Primary sources are original documents or artifacts created during the time period being studied. They often include firsthand or eyewitness accounts or have an inside view of a particular event.

Original Documents include advertisements, artwork, autobiographies, diaries, government documents (bills, laws, congressional hearings, etc.), interviews, letters, newspaper articles, official records, oral histories, photographs, posters, raw research data, speeches, etc.

Searching the SU Library Catalog

Use better keywords! These terms can help you find primary sources:

  • sources, archives, archival sources
  • personal narratives, diaries, memoirs, autobiographies
  • letters, correspondence
  • interviews
  • pamphlets
  • maps
  • speeches

Example: "civil war" memoir​​

Digital Archives

Government Documents

Primary Source Images

Primary Source Research Guides

These guides from other universities contain dozens of links to primary source materials.
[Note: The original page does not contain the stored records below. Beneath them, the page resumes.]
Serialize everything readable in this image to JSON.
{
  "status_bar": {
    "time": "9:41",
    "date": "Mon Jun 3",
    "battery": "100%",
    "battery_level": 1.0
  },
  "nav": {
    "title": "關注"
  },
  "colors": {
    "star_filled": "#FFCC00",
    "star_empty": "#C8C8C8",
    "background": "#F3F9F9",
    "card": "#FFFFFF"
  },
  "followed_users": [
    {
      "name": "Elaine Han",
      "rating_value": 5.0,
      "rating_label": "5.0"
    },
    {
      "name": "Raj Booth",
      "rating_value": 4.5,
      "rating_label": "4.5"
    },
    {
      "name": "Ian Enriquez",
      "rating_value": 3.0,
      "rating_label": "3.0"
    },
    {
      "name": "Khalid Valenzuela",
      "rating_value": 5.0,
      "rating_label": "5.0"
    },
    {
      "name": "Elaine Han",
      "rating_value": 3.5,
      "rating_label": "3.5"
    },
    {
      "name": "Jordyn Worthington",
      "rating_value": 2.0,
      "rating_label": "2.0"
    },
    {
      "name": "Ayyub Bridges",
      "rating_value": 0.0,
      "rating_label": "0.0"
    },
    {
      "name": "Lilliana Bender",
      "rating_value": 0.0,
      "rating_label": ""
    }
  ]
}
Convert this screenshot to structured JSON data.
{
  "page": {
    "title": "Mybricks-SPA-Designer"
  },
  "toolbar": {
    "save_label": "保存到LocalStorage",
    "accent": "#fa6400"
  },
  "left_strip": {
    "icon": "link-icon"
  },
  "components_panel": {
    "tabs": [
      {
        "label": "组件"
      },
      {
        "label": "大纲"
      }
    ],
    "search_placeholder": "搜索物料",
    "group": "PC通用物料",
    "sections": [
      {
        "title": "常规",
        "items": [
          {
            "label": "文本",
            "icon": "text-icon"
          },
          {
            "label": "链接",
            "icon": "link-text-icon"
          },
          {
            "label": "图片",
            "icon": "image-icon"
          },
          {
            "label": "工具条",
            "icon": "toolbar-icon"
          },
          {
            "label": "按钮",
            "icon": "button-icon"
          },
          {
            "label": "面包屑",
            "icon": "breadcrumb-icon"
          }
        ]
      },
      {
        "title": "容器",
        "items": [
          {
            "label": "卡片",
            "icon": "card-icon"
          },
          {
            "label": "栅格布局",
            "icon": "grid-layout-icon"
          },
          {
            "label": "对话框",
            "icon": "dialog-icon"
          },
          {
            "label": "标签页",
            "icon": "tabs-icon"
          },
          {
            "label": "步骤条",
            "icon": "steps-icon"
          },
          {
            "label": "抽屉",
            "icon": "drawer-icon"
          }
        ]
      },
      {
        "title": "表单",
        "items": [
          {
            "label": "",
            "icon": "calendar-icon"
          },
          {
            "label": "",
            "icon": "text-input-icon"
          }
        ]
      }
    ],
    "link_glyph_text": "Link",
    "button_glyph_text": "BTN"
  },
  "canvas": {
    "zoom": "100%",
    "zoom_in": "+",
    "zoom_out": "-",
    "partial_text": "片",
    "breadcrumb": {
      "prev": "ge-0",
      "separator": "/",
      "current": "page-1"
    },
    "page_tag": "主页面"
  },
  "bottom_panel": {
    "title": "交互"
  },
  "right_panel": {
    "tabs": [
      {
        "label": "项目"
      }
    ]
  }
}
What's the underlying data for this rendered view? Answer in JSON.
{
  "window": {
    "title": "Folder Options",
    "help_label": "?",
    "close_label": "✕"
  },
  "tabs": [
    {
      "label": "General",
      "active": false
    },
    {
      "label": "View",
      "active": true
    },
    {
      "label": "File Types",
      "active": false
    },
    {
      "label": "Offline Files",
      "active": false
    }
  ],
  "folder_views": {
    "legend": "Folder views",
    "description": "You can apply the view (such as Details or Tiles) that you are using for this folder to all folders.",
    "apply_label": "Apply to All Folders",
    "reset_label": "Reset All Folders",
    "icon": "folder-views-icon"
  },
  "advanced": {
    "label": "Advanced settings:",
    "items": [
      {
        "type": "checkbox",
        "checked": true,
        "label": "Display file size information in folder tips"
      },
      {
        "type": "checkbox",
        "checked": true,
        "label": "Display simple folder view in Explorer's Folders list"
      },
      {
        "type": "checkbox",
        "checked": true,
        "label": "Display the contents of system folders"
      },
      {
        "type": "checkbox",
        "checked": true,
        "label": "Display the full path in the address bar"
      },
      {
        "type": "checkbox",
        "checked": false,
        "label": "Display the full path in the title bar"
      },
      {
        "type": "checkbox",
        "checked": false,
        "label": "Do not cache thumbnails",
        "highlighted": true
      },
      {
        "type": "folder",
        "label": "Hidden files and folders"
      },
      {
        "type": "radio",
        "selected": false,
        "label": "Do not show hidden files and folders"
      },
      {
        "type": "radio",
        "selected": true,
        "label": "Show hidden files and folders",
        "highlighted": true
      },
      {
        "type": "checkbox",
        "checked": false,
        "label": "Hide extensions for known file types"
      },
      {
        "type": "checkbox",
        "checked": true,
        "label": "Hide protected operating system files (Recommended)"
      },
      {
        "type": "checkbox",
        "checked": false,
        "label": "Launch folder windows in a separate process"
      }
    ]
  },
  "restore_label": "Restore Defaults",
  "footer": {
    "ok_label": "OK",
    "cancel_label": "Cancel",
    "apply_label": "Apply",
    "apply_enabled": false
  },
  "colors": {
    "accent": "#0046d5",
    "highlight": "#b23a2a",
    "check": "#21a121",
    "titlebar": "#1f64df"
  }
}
You will not have access to everything.


Follow these steps to begin searching for primary sources in WorldCat:

  • Enter your topic word(s) in the first search box.
  • Enter an appropriate keyword such as "sources" or "diaries" in the second box.
  • Try changing the second drop-down box to "Identifier; Subject" to see if this improves your results.

Depending on what limits you choose, you may retrieve a wide range of results, including archival collections, books, ebooks, and databases at other institutions to which SU may not have access. However, the results may also include freely available websites, which may be of particular interest.

Just follow the links in the catalog records to find the material you are interested in. If you locate a book, journal, or microfilmed item in WorldCat that SU does not hold, do not hesitate to request it through interlibrary loan.

Primary Sources Online

As always, use discretion before relying on websites. Verify that the source is what it says it is by searching for the title elsewhere. When in doubt: check with your professor. 

Google Advanced Search: Primary Sources